*** Opening Records supplied ***

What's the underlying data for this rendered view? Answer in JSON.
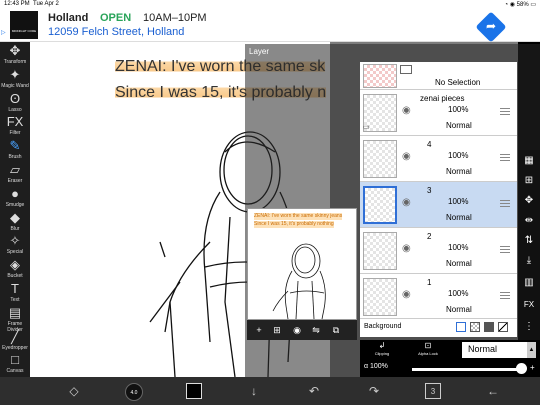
{
  "status": {
    "time": "12:43 PM",
    "date": "Tue Apr 2",
    "battery": "58%"
  },
  "ad": {
    "logo_text": "MIDNIGHT CORE",
    "title": "Holland",
    "open_label": "OPEN",
    "hours": "10AM–10PM",
    "address": "12059 Felch Street, Holland",
    "info_icon": "▷"
  },
  "tools": [
    {
      "name": "transform",
      "label": "Transform",
      "icon": "✥"
    },
    {
      "name": "magic-wand",
      "label": "Magic Wand",
      "icon": "✦"
    },
    {
      "name": "lasso",
      "label": "Lasso",
      "icon": "ʘ"
    },
    {
      "name": "filter",
      "label": "Filter",
      "icon": "FX"
    },
    {
      "name": "brush",
      "label": "Brush",
      "icon": "✎"
    },
    {
      "name": "eraser",
      "label": "Eraser",
      "icon": "▱"
    },
    {
      "name": "smudge",
      "label": "Smudge",
      "icon": "●"
    },
    {
      "name": "blur",
      "label": "Blur",
      "icon": "◆"
    },
    {
      "name": "special",
      "label": "Special",
      "icon": "✧"
    },
    {
      "name": "bucket",
      "label": "Bucket",
      "icon": "◈"
    },
    {
      "name": "text",
      "label": "Text",
      "icon": "T"
    },
    {
      "name": "frame-divider",
      "label": "Frame Divider",
      "icon": "▤"
    },
    {
      "name": "eyedropper",
      "label": "Eyedropper",
      "icon": "╱"
    },
    {
      "name": "canvas",
      "label": "Canvas",
      "icon": "□"
    }
  ],
  "canvas_text": {
    "line1": "ZENAI: I've worn the same sk",
    "line2": "Since I was 15, it's probably n"
  },
  "preview_text": {
    "line1": "ZENAI: I've worn the same skinny jeans",
    "line2": "Since I was 15, it's probably nothing"
  },
  "layer_panel": {
    "title": "Layer",
    "no_selection": "No Selection",
    "folder_name": "zenai pieces",
    "rows": [
      {
        "num": "",
        "name": "zenai pieces",
        "opacity": "100%",
        "mode": "Normal"
      },
      {
        "num": "4",
        "opacity": "100%",
        "mode": "Normal"
      },
      {
        "num": "3",
        "opacity": "100%",
        "mode": "Normal"
      },
      {
        "num": "2",
        "opacity": "100%",
        "mode": "Normal"
      },
      {
        "num": "1",
        "opacity": "100%",
        "mode": "Normal"
      }
    ],
    "background_label": "Background",
    "clipping_label": "Clipping",
    "alpha_lock_label": "Alpha Lock",
    "blend_mode": "Normal",
    "alpha_label": "α 100%",
    "alpha_value": 1.0
  },
  "bottom": {
    "pages_badge": "3",
    "brush_size": "4.0"
  }
}
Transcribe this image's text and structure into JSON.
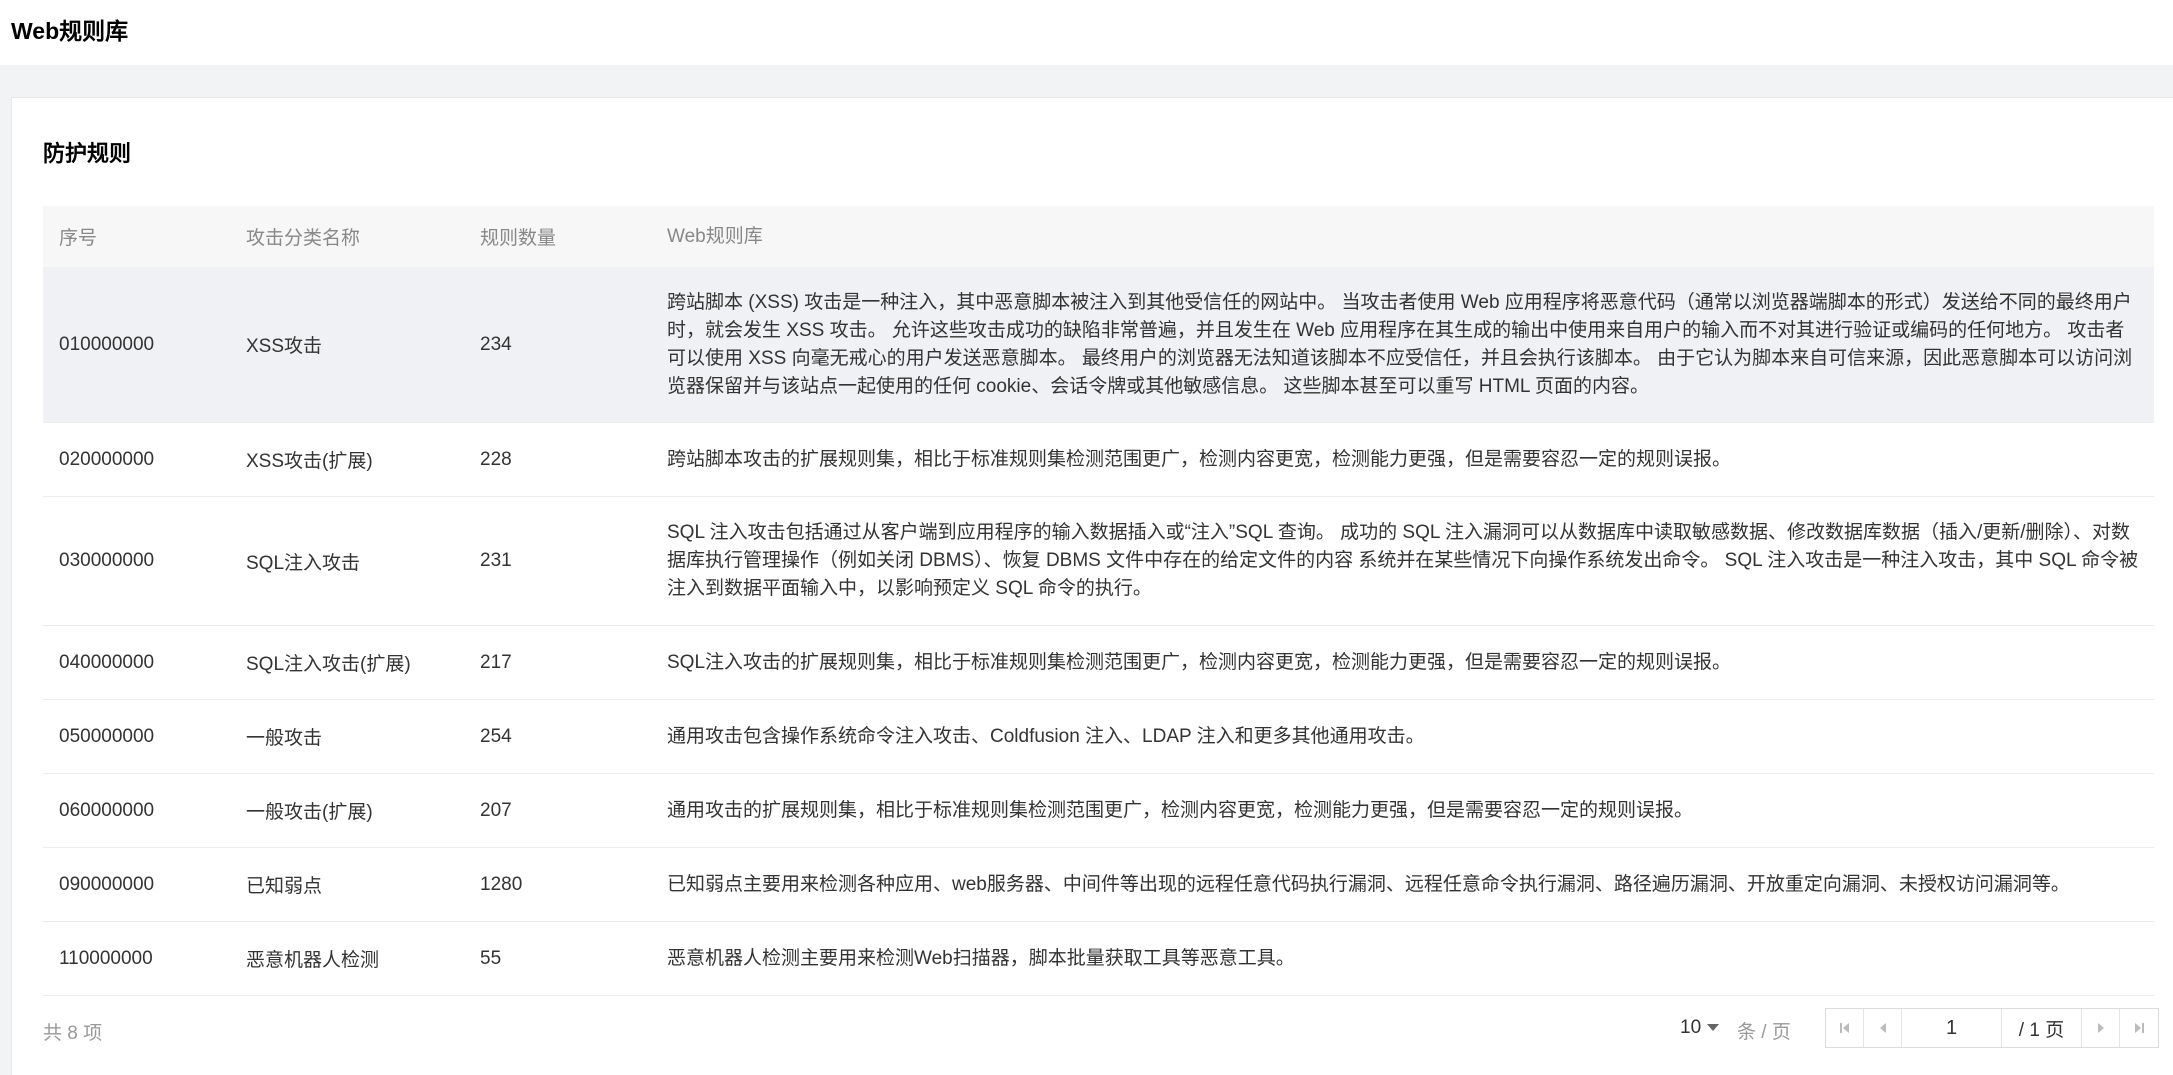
{
  "header": {
    "title": "Web规则库"
  },
  "panel": {
    "title": "防护规则"
  },
  "table": {
    "columns": [
      "序号",
      "攻击分类名称",
      "规则数量",
      "Web规则库"
    ],
    "rows": [
      {
        "id": "010000000",
        "name": "XSS攻击",
        "count": "234",
        "desc": "跨站脚本 (XSS) 攻击是一种注入，其中恶意脚本被注入到其他受信任的网站中。 当攻击者使用 Web 应用程序将恶意代码（通常以浏览器端脚本的形式）发送给不同的最终用户时，就会发生 XSS 攻击。 允许这些攻击成功的缺陷非常普遍，并且发生在 Web 应用程序在其生成的输出中使用来自用户的输入而不对其进行验证或编码的任何地方。 攻击者可以使用 XSS 向毫无戒心的用户发送恶意脚本。 最终用户的浏览器无法知道该脚本不应受信任，并且会执行该脚本。 由于它认为脚本来自可信来源，因此恶意脚本可以访问浏览器保留并与该站点一起使用的任何 cookie、会话令牌或其他敏感信息。 这些脚本甚至可以重写 HTML 页面的内容。"
      },
      {
        "id": "020000000",
        "name": "XSS攻击(扩展)",
        "count": "228",
        "desc": "跨站脚本攻击的扩展规则集，相比于标准规则集检测范围更广，检测内容更宽，检测能力更强，但是需要容忍一定的规则误报。"
      },
      {
        "id": "030000000",
        "name": "SQL注入攻击",
        "count": "231",
        "desc": "SQL 注入攻击包括通过从客户端到应用程序的输入数据插入或“注入”SQL 查询。 成功的 SQL 注入漏洞可以从数据库中读取敏感数据、修改数据库数据（插入/更新/删除）、对数据库执行管理操作（例如关闭 DBMS）、恢复 DBMS 文件中存在的给定文件的内容 系统并在某些情况下向操作系统发出命令。 SQL 注入攻击是一种注入攻击，其中 SQL 命令被注入到数据平面输入中，以影响预定义 SQL 命令的执行。"
      },
      {
        "id": "040000000",
        "name": "SQL注入攻击(扩展)",
        "count": "217",
        "desc": "SQL注入攻击的扩展规则集，相比于标准规则集检测范围更广，检测内容更宽，检测能力更强，但是需要容忍一定的规则误报。"
      },
      {
        "id": "050000000",
        "name": "一般攻击",
        "count": "254",
        "desc": "通用攻击包含操作系统命令注入攻击、Coldfusion 注入、LDAP 注入和更多其他通用攻击。"
      },
      {
        "id": "060000000",
        "name": "一般攻击(扩展)",
        "count": "207",
        "desc": "通用攻击的扩展规则集，相比于标准规则集检测范围更广，检测内容更宽，检测能力更强，但是需要容忍一定的规则误报。"
      },
      {
        "id": "090000000",
        "name": "已知弱点",
        "count": "1280",
        "desc": "已知弱点主要用来检测各种应用、web服务器、中间件等出现的远程任意代码执行漏洞、远程任意命令执行漏洞、路径遍历漏洞、开放重定向漏洞、未授权访问漏洞等。"
      },
      {
        "id": "110000000",
        "name": "恶意机器人检测",
        "count": "55",
        "desc": "恶意机器人检测主要用来检测Web扫描器，脚本批量获取工具等恶意工具。"
      }
    ]
  },
  "pagination": {
    "total_label": "共 8 项",
    "page_size": "10",
    "per_page_label": "条 / 页",
    "current_page": "1",
    "total_pages_label": "/ 1 页"
  }
}
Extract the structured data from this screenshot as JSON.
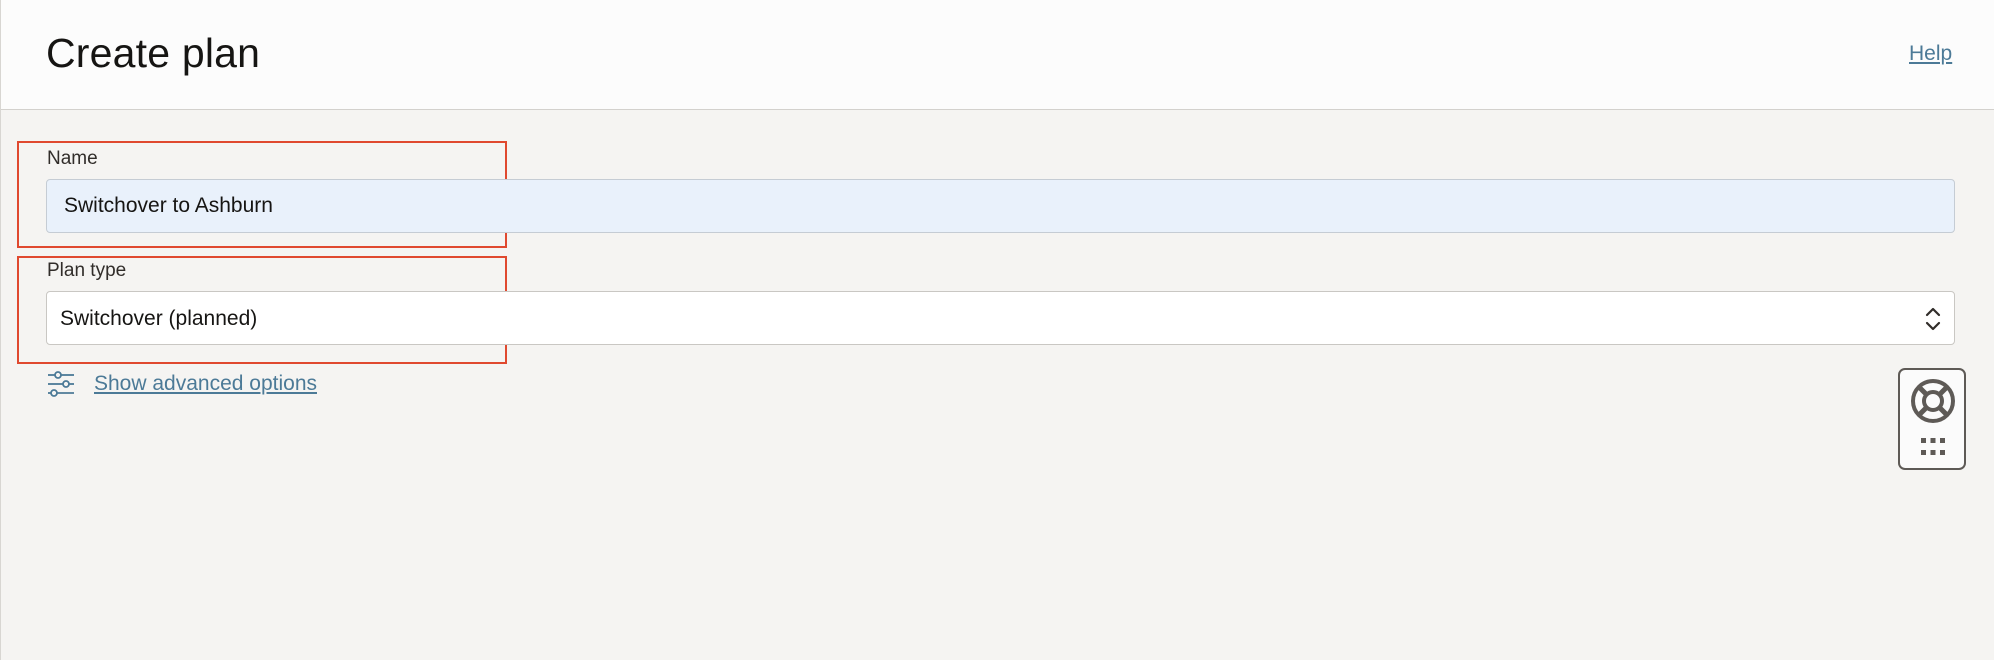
{
  "header": {
    "title": "Create plan",
    "help_label": "Help"
  },
  "form": {
    "name_label": "Name",
    "name_value": "Switchover to Ashburn",
    "plan_type_label": "Plan type",
    "plan_type_value": "Switchover (planned)",
    "advanced_label": "Show advanced options"
  },
  "icons": {
    "advanced": "sliders-icon",
    "select": "chevron-updown-icon",
    "help_widget": "lifebuoy-icon",
    "help_widget_menu": "grid-icon"
  },
  "colors": {
    "link": "#4c7a97",
    "highlight": "#e0492f",
    "name_input_bg": "#e9f1fb",
    "page_bg": "#f5f4f2"
  }
}
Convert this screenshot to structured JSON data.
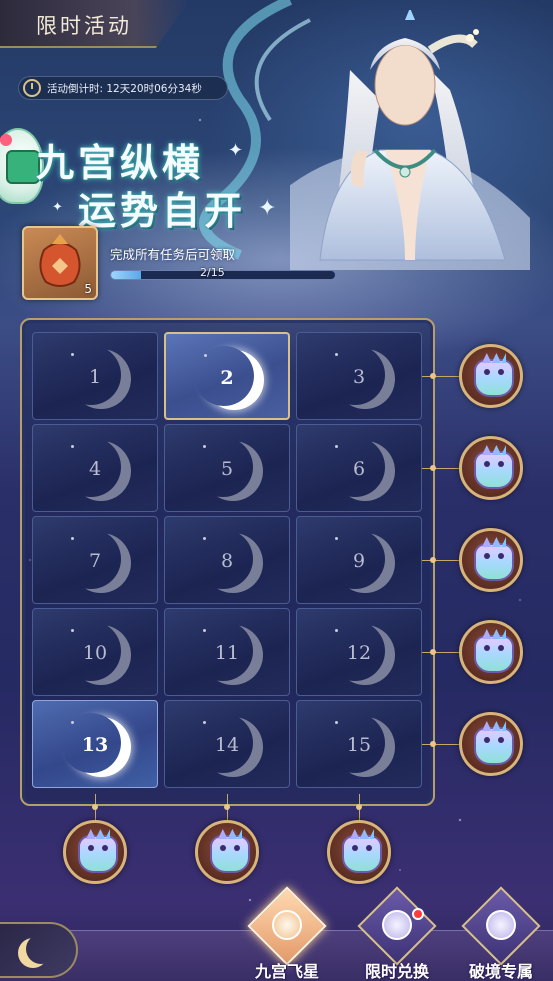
{
  "header": {
    "title": "限时活动"
  },
  "countdown": {
    "text": "活动倒计时: 12天20时06分34秒"
  },
  "banner": {
    "line1": "九宫纵横",
    "line2": "运势自开"
  },
  "reward": {
    "count": "5",
    "description": "完成所有任务后可领取",
    "progress_text": "2/15",
    "progress_fraction": 0.1333
  },
  "grid": {
    "cells": [
      {
        "label": "1",
        "state": "normal"
      },
      {
        "label": "2",
        "state": "active"
      },
      {
        "label": "3",
        "state": "normal"
      },
      {
        "label": "4",
        "state": "normal"
      },
      {
        "label": "5",
        "state": "normal"
      },
      {
        "label": "6",
        "state": "normal"
      },
      {
        "label": "7",
        "state": "normal"
      },
      {
        "label": "8",
        "state": "normal"
      },
      {
        "label": "9",
        "state": "normal"
      },
      {
        "label": "10",
        "state": "normal"
      },
      {
        "label": "11",
        "state": "normal"
      },
      {
        "label": "12",
        "state": "normal"
      },
      {
        "label": "13",
        "state": "active-b"
      },
      {
        "label": "14",
        "state": "normal"
      },
      {
        "label": "15",
        "state": "normal"
      }
    ]
  },
  "row_rewards": {
    "count": 5,
    "icon": "beast-icon"
  },
  "column_rewards": {
    "count": 3,
    "icon": "beast-icon"
  },
  "nav": {
    "items": [
      {
        "label": "九宫飞星",
        "selected": true,
        "icon": "star-icon"
      },
      {
        "label": "限时兑换",
        "selected": false,
        "icon": "exchange-icon",
        "badge": true
      },
      {
        "label": "破境专属",
        "selected": false,
        "icon": "figure-icon"
      }
    ]
  },
  "colors": {
    "accent_gold": "#d7c08a",
    "background": "#262a63",
    "badge_red": "#ff3b3b"
  }
}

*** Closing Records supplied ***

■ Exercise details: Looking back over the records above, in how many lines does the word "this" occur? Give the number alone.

■ Exercise answer: 4